Greensburg police pension liability will rise once again in 2015
The city of Greensburg’s police pension costs will exceed $1.2 million in 2015, the latest in a string of record-high years.
Next year’s cost constitutes an increase of $174,000 compared to 2014.
Without additional revenue or cost reductions elsewhere, Greensburg would need to raise taxes by 1.5 mills to cover the gap, said Councilman Randy Finfrock, director of accounts and finance.
The city will be responsible for about $832,880 of the cost. The state will probably provide $375,000, and about $128,000 will come from police officer contributions.
Council is expected to approve the expense when it meets on Monday night in city hall.
The problem of increasing pension costs is not limited to Greensburg.
The city’s pension plans are among those of 573 municipalities — almost half of all communities statewide — labeled as “distressed” by the state Public Employee Retirement Commission.
Police pension costs have been increasing sharply in Greensburg for several years, rising to more than $1 million for the first time in 2014.
Several officers have retired in the past few years, increasing overall pension costs, according to city Administrator Sue Trout. More will likely be retiring soon, she said.
Revenue from interest on the city’s investments, which help to cover pension costs, has yet to recover from the economic downturn, Trout said.
And increasing pension costs show no sign of abating in the short term, Trout said.
The increase can be stemmed only by decreasing police benefits, higher state contributions or better returns on the city’s invested money.
“Those are the only ways that this could come down,” Trout said.
Many retired officers receive 60 percent of their salaries in their pensions.
Until recently, officers were allowed to retire with full benefits after 20 years. This led to officers retiring in their 40s and obtaining other jobs, Trout said.

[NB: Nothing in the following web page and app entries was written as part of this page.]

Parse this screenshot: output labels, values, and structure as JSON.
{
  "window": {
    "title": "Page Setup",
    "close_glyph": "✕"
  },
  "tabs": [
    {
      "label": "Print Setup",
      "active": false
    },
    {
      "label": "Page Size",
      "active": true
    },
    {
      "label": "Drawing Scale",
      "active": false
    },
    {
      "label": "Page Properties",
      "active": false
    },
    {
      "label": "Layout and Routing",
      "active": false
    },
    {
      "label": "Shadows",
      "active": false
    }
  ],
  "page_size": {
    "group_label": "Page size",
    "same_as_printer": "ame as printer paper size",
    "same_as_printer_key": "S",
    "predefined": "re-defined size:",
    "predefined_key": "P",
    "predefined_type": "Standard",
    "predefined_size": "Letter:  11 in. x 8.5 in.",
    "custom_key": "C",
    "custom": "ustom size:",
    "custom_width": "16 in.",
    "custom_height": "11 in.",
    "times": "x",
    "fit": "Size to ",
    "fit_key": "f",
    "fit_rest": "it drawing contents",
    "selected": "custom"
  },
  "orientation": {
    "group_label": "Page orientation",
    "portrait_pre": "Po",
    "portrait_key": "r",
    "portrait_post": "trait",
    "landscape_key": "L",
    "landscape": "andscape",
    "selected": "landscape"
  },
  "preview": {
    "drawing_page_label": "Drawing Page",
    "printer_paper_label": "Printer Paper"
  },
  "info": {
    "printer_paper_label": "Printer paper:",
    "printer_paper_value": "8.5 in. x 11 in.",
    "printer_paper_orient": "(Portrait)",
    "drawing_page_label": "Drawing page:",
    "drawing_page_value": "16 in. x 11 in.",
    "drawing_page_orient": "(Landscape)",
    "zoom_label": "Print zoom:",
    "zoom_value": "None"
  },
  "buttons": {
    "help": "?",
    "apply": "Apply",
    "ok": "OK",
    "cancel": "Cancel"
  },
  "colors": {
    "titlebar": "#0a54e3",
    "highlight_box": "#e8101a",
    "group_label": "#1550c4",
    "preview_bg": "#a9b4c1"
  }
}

In 2009, the city and police revised the officers’ labor contract. Those hired after January 2009 receive half their salary in pension payments and are not able to receive full benefits unless they are at least 50 years old when they retire.
The cost of nonpolice pensions in Greensburg will be $174,623 in 2015, up about $52,000, according to city officials.
Jacob Tierney is a staff writer for Trib Total Media. He can be reached at 724-836-6646.
Jacob Tierney is a Tribune-Review staff reporter. You can contact Jacob at 724-836-6646, email@example.com or via Twitter .